Student Profile: Systematic Business Knowledge
Catherine Feng '09
Pre-SOM: Diplomat with Chinese government
Co-leader, Greater China Club
Second-year advisor, Leadership Development Program
Summer internship: BP
When I was young, the first items on the evening news were state leaders meeting foreign guests in the Great Hall of the People. I came from a very small city in the Shandong province and fantasized that such a grand environment must be very interesting. I realized you need a foreign language to do that. At university I majored in English literature and translation. Since my husband worked in a publishing house, at night after work, we translated several books together: Heidi, Black Beauty, Great Expectations, and Kidnapped. It was fantastic, figuring out how to carry the beauty from one language into another.
I was very lucky to work for the Chinese government for some years as a diplomat, mostly doing media relations. I traveled with the leaders of China and sometimes maybe the news showed me in the background of Great Hall events but only so my parents could recognize, “Oh, that’s her.”
In 2000, I came to New York for the first time with the delegation of then Chinese President Jiang Zemin to attend the United Nations Millennium Summit. We were so busy that I only had time to go to Battery Park and wave to Lady Liberty.
I was posted to the consulate in New York in 2003. I smiled when I saw a blog by an American teaching in China who wrote that compared to Beijing, New York is a small town. I never had that feeling. New York is this center for finance and culture. The excitement of the place made me curious. In the diplomatic service, there’s an enormous sense of pride from serving your country. We were also there to serve the economic development of China. At the consulate, Chinese and American businesspeople would come in for advice. Talking with them, I felt there could be challenges for me in the corporate world.
I realized I needed systematic business knowledge to be successful in a career change. One big reason I selected Yale as the place to get that knowledge is the culture. I like the cooperative community, the family-like environment.

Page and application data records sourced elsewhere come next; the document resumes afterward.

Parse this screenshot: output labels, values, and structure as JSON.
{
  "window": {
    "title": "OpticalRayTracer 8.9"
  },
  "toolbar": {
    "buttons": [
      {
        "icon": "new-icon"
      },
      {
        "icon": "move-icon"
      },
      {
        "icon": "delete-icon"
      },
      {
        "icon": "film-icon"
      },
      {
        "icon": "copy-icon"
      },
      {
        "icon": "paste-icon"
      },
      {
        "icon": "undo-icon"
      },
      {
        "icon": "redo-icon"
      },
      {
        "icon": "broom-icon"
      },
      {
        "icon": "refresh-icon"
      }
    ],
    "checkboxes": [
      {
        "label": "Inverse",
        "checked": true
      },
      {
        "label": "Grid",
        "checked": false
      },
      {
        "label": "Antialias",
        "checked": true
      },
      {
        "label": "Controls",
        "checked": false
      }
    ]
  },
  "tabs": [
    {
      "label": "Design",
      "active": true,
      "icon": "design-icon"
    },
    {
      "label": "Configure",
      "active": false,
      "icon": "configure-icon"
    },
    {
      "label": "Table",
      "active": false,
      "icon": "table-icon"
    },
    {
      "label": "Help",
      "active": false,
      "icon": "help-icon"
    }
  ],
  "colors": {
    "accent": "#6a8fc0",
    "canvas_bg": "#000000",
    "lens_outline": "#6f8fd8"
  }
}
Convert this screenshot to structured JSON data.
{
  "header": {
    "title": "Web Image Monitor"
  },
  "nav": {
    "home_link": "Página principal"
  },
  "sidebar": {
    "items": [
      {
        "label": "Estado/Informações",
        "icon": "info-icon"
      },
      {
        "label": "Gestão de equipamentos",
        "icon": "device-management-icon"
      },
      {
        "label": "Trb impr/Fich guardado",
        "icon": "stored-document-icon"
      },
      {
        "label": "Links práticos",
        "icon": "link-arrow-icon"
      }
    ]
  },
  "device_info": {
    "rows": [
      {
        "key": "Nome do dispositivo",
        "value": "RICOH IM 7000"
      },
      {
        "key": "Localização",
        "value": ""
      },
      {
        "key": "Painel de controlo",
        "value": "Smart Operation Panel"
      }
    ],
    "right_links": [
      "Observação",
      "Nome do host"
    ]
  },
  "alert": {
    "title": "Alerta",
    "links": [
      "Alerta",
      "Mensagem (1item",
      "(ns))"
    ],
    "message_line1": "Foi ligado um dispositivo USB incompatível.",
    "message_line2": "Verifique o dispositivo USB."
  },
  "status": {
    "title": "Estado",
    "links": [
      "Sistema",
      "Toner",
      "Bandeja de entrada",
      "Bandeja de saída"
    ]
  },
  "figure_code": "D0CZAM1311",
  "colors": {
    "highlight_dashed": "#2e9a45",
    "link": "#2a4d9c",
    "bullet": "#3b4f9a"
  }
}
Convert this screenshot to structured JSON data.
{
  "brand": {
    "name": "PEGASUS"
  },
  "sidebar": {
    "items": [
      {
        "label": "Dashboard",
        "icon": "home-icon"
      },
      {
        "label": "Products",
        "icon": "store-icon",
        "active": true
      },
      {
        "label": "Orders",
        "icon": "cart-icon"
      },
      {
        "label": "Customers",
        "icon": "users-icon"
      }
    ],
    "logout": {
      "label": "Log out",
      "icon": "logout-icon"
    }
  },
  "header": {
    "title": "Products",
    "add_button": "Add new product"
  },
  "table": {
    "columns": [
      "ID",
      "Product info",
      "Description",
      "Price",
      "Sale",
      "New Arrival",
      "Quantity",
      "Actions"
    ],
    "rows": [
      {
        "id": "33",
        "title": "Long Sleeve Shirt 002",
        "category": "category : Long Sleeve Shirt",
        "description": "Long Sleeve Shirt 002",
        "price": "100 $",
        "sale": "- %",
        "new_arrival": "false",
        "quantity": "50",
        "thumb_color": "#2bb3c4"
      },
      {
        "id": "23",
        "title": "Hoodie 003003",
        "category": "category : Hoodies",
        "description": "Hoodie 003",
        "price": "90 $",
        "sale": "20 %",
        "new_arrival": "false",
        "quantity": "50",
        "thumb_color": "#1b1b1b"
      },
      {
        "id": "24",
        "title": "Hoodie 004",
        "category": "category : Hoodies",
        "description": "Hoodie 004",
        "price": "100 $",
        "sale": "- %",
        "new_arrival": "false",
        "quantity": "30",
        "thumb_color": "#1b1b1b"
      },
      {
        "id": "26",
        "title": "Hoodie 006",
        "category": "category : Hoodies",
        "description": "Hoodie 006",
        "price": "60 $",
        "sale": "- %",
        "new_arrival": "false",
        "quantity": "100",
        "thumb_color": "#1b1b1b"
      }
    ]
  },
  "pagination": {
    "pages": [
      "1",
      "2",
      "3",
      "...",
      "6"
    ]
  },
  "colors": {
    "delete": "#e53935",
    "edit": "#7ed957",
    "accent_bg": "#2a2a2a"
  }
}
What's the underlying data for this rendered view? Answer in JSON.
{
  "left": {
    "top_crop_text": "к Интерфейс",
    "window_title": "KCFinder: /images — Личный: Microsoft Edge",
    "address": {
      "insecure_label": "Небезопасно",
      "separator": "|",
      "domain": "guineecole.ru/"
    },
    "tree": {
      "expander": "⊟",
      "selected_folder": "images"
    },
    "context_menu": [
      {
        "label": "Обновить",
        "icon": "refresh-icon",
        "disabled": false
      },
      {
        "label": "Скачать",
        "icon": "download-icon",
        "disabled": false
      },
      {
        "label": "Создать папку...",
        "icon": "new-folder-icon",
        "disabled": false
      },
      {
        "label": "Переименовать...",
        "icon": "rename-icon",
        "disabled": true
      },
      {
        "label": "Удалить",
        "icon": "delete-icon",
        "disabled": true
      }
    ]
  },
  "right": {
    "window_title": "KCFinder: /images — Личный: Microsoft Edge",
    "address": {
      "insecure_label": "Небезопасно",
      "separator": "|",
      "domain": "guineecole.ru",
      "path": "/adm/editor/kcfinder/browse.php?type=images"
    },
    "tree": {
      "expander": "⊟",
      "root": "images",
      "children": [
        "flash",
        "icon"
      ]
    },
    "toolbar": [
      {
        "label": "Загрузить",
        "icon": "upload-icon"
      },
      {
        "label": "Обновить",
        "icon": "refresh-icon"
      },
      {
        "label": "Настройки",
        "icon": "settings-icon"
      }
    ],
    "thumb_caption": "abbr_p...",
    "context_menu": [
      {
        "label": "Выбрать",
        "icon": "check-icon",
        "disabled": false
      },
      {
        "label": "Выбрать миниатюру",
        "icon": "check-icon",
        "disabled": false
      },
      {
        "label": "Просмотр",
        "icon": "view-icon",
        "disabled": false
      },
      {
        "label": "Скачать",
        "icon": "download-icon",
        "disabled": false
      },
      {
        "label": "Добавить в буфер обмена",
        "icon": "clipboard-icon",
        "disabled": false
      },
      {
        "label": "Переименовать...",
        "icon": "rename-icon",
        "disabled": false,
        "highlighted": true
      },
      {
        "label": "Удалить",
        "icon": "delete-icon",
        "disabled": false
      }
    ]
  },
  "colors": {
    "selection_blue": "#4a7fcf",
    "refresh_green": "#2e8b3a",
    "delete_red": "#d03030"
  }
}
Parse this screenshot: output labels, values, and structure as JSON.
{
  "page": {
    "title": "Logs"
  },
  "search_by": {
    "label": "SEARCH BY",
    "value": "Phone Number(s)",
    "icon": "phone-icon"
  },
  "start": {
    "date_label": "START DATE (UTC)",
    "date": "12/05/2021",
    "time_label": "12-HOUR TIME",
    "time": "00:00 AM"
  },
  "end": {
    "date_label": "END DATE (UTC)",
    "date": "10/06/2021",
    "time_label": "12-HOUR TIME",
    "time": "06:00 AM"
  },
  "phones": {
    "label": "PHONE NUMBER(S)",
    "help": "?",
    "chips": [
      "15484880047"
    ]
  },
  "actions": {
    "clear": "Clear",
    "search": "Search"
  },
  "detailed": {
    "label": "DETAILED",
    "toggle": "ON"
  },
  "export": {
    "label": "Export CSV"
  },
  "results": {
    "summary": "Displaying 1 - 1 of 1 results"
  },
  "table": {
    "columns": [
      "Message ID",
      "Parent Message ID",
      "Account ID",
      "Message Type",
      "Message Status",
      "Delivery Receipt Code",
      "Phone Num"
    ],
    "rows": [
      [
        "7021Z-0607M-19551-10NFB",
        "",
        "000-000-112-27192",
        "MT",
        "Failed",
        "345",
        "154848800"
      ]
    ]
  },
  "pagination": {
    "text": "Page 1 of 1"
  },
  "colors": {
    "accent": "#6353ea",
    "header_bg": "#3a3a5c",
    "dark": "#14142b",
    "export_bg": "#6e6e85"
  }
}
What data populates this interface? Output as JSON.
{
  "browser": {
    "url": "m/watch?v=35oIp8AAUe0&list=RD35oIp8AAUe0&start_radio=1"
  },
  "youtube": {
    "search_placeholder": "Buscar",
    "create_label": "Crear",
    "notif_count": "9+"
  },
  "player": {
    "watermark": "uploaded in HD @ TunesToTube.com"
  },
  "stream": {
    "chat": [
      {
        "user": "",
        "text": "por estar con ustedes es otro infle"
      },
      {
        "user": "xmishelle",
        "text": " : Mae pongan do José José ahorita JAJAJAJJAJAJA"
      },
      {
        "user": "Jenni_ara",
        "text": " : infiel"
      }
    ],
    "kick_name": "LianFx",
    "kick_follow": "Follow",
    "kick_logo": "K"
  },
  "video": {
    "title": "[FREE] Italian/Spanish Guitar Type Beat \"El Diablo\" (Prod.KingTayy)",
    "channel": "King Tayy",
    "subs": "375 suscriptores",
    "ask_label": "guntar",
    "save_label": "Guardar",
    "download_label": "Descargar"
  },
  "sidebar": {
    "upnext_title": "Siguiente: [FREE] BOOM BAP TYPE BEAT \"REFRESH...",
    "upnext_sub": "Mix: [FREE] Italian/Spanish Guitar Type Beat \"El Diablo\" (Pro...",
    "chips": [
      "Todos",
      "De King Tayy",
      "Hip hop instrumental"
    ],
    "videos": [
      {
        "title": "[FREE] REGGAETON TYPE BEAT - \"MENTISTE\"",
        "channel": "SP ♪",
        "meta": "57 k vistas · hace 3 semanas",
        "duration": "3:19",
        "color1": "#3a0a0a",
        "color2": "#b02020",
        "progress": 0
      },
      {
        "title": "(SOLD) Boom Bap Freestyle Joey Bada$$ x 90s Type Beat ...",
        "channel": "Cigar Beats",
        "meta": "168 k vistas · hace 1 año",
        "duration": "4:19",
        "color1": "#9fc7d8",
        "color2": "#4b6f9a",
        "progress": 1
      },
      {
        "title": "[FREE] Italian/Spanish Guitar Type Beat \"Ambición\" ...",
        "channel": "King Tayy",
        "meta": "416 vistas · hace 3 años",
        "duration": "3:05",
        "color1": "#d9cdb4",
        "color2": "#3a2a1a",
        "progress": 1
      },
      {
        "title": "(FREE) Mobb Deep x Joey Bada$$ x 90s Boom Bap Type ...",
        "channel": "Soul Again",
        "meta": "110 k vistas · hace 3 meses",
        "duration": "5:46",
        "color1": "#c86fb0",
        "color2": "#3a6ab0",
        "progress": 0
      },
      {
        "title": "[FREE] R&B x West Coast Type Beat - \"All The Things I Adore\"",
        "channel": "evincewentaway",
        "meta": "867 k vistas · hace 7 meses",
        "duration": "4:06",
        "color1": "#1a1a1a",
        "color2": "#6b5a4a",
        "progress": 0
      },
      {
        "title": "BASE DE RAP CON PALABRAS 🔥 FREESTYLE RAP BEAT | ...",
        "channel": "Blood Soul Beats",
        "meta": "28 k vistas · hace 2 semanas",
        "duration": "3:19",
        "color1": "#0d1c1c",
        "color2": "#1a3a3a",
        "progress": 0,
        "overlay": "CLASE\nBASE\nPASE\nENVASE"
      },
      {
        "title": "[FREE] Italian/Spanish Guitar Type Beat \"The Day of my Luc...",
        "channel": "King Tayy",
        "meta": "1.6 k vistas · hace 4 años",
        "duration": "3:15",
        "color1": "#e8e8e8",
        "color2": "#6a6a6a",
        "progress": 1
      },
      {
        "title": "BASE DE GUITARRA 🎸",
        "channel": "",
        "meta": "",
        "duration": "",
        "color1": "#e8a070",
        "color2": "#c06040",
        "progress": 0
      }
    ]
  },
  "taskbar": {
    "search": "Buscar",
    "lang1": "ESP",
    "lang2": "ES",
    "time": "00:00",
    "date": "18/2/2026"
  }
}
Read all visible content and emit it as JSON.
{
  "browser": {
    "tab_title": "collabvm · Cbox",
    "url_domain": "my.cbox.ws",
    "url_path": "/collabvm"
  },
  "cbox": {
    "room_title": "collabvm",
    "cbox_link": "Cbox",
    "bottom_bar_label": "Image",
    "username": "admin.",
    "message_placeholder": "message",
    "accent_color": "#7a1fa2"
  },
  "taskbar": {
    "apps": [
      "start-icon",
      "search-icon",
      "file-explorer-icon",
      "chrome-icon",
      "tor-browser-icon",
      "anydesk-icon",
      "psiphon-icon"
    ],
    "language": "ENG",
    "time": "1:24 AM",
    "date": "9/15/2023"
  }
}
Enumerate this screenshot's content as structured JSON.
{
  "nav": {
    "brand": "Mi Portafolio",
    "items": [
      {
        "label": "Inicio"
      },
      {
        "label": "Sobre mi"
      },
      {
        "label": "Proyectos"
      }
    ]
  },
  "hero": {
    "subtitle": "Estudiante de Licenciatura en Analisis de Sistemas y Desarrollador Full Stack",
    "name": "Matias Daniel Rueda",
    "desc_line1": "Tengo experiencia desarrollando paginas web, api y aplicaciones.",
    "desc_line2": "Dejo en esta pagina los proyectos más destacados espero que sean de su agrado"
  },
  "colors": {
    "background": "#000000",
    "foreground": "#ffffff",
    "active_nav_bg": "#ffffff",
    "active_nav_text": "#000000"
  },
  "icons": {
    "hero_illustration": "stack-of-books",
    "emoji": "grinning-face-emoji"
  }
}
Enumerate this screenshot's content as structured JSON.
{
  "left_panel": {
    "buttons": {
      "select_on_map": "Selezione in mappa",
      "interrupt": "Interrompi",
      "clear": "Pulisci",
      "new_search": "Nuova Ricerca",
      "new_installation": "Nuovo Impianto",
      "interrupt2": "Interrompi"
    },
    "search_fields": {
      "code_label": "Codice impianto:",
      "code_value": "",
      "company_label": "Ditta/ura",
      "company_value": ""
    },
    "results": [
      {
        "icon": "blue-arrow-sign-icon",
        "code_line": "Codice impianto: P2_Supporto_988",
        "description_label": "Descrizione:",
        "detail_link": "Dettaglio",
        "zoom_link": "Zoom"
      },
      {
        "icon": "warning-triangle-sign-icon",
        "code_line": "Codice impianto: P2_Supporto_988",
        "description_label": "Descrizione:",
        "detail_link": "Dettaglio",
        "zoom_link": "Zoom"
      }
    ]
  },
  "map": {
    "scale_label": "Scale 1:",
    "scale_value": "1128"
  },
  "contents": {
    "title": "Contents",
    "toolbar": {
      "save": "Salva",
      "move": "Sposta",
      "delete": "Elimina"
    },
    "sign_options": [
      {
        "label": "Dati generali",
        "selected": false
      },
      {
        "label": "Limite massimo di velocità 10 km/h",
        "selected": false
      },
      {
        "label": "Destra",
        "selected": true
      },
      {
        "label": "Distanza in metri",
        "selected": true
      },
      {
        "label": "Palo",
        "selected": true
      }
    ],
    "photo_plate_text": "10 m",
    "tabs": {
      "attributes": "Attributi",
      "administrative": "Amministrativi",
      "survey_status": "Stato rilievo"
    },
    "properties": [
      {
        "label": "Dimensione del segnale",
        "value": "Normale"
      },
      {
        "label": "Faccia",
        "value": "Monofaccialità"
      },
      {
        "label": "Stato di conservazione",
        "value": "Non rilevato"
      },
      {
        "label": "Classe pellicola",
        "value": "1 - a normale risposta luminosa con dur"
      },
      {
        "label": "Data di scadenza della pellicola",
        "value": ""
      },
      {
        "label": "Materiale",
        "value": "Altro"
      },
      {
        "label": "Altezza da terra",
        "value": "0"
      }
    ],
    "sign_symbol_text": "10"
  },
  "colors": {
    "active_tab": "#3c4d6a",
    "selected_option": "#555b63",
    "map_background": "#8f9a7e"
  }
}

I didn’t realize I’d learned so much even in the first few months at SOM until I was interviewing for an internship with BP’s global leadership program. During the interview, I surprised myself with how much I knew. I was one of fourteen students out of 1,200 applicants from top MBA programs around the world to receive an internship offer.
I spent the summer in London working on BP’s strategy to enter China’s carbon trading market, which accounts for more than 50% of the world market. The first couple weeks were desk based, but then I took two trips to China to meet local stakeholders: project owners, government officials, banks, consultants, and so on. I enjoyed it very much. It was general management and strategy, just what I want to be doing.